Case in point, my washer and dryer.
There is absolutely nothing wrong with them. They are clean, functioning well, never had an issue, but I H.A.T.E. looking at them on a daily basis. They're just....boring. (First world problem, right??)
I had read on Tip Junkie a tutorial on how to paint your washer/dryer (Found here: http://www.fivedaysfiveways.com/2012/02/try-it-tuesday-how-to-paint-washing.html) and thought to myself, "hey, I can do that!" Plus it would save 4K by purchasing a completely unnecessary washer/dryer just because it's prettier.
So I read the tutorial several dozen times (http://www.fivedaysfiveways.com/2012/02/try-it-tuesday-how-to-paint-washing.html) and headed to Walmart. At first I wandered around the paint section trying to get ideas, but then I made a beeline for the reject paint shelf. I decided I would create a design and color scheme based on what was available.
Boy was I glad I did that! A can of paint can cost from $20-$30, based on the size of the can, plus primer, plus rollers and such, it added up quickly!! Even though this project doesn't require a lot of paint (she says in the tutorial you only need to buy a quart and she's right!!), I still wanted to pinch pennies.

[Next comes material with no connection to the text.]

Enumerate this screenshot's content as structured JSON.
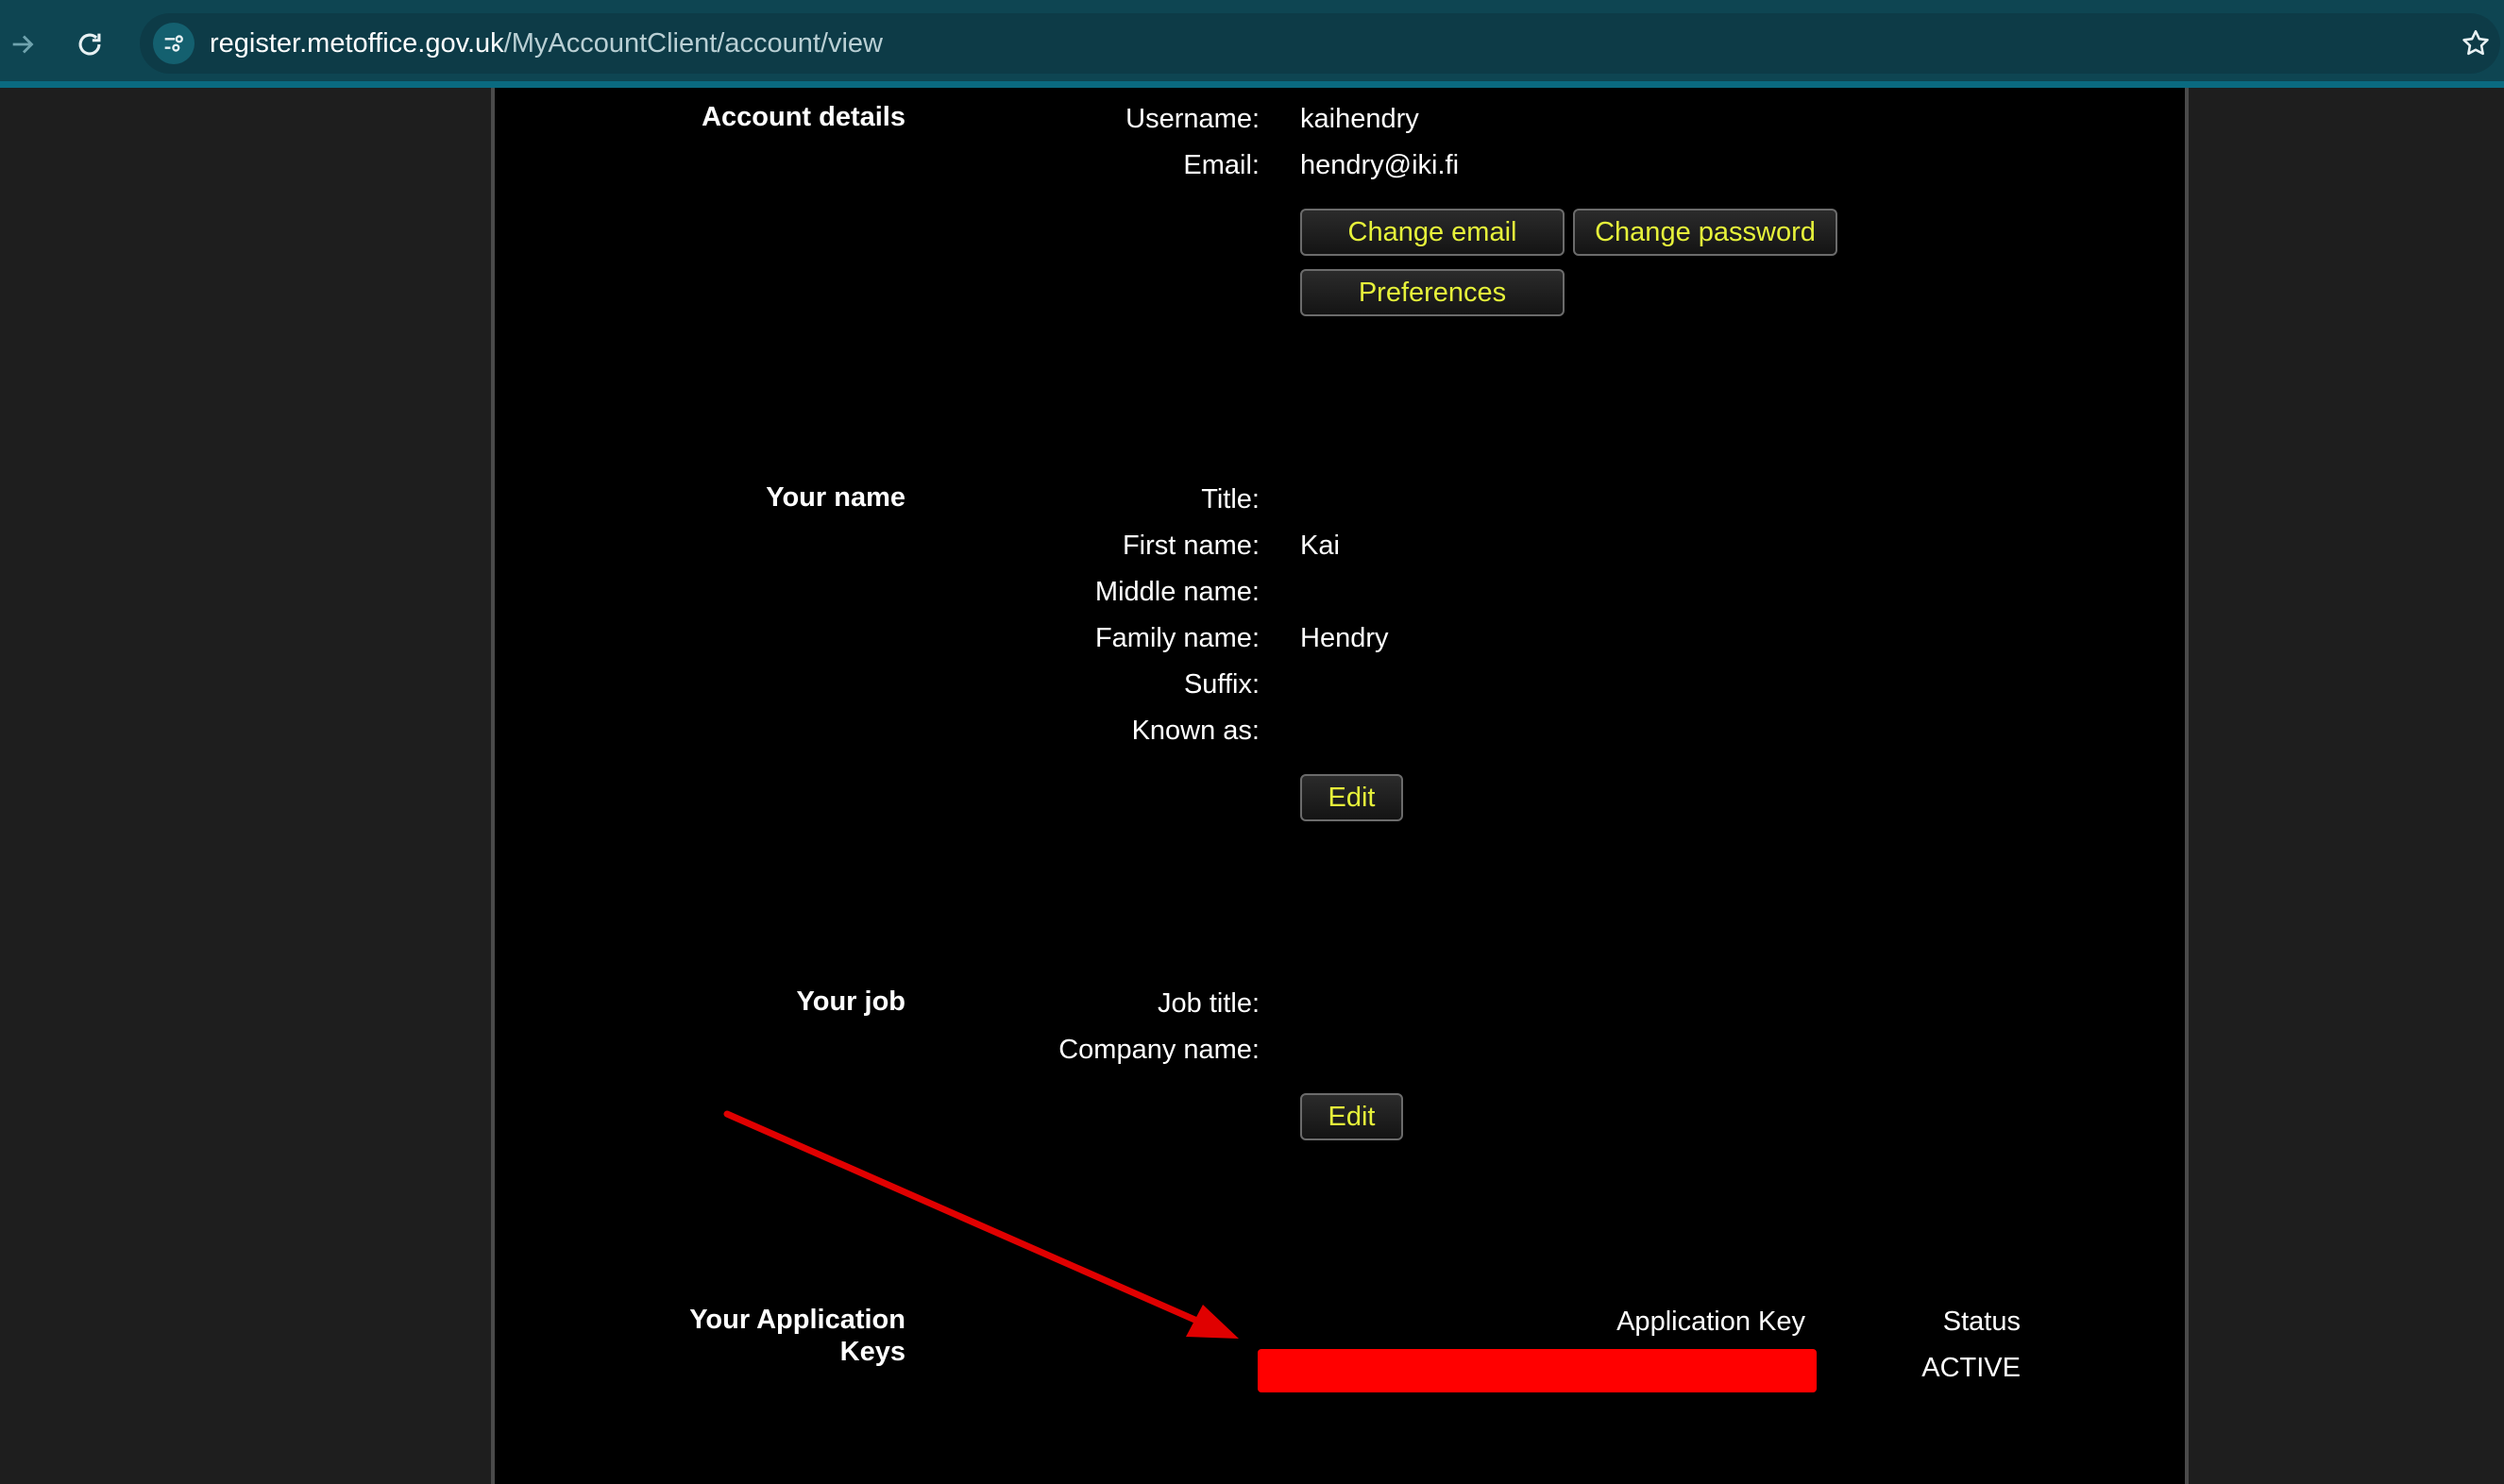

I picked up a gallon of sea foam green paint and a quart of rose paint. Notice both say "flat" and she recommended "eggshell".....that's all that was available.
I also picked up a bathroom roller kit. This was $7 and saved me about $35! If I had bought each of these items individually, it would have added up to around $40. It contained a roller brush, 4 roller heads (2 fabric, 2 foam), a tray, and a grate thingy that I never figured out how to use. I already had that paintbrush you see and the giant orange tarp. I used the empty ice cream container when painting small sections and to scoop the paint from the can to the tray. Since it is plastic, it was very easy to clean up and reuse.
The first thing I did was pull the dryer out of the closet onto the tarp and prepare for priming. (I used the oil-based KILZ primer she recommended). I had just scrubbed my washer and dryer out a few days before, so I knew the outsides were squeaky clean. (note: I left the washer in the closet hooked up so I didn't cause a flood in the apartment. I did unplug both the washer and dryer during the entire process. The dryer is really light, so it was very easy to move out and onto the tarp) I rolled on two layers of oil-based primer onto the machines that first night. Since it was stinky, I had a system of fans set up to keep the house ventilated and drying them as quickly as I could.
After the first layer of paint.
After the second layer of paint.
The paint stuck very easily. I decided early on to paint the entire machines the base color, but focus on the exposed parts (fronts and tops) for the design. I have no idea what my next laundry room will look like, so I didn't want the machines to look weird with bare sides if I'm in a room next time instead of a closet.
I then started in on the design. This is where I should have spent more money. I dug through my supply of stencils and used what I already had, which as you can see, is very small. It was a HUGE pain to lift, retape, and paint every time. I should have made an emergency trip to Joann's with my coupons and bought a bigger stencil that I wouldn't have to move as much. Ah, well.
Here is the dryer finished and drying. You can see splotches from stencil mistakes, I have learned to come to peace with them.
Here is the washer done. By the time I got to the front of the washer I was OVER this project. I didn't want to keep going, so the bottom is kind of messy. Again, oh well.
The last step I chose to do is a seal. The paint was flat and I wipe down my washer and dryer almost every week to clean up after spills, so I wanted something that would wipe up easily. All I had on hand was a spray paint seal, so I ran with it. Any time I added a coat, I timed it with the family leaving the house (it helped that it was Easter weekend and we were all very busy up at church) so no one was around to breath in the fumes. I set up a fan to constantly blow on the machines and had fans by the windows to help draw in fresh air. Last, after the paint and seal was completely dry, I opened the dryer and had a fan blowing on it for days. I didn't want any wet fumes to have seeped in and cause any trouble for me (fires), so I made sure to thoroughly air it out.
Back in the closet :)
And the closet put back together. :-D
I have run about 2 dozen loads in these so far and I am in LOVE! I smile when I open the closet doors, I no longer despise doing laundry. I don't even see those smudges of paint from lazy stenciling in person anymore!
This project was cheap too! The paint, primer, and roller kit cost $30 total. I already owned the brush, painters tape, tarp, and seal.
And the best part is, now that I know what I am up against, I can change it anytime I want. If I want a new color scheme or design, it's as simple as the cost of reject paint. :)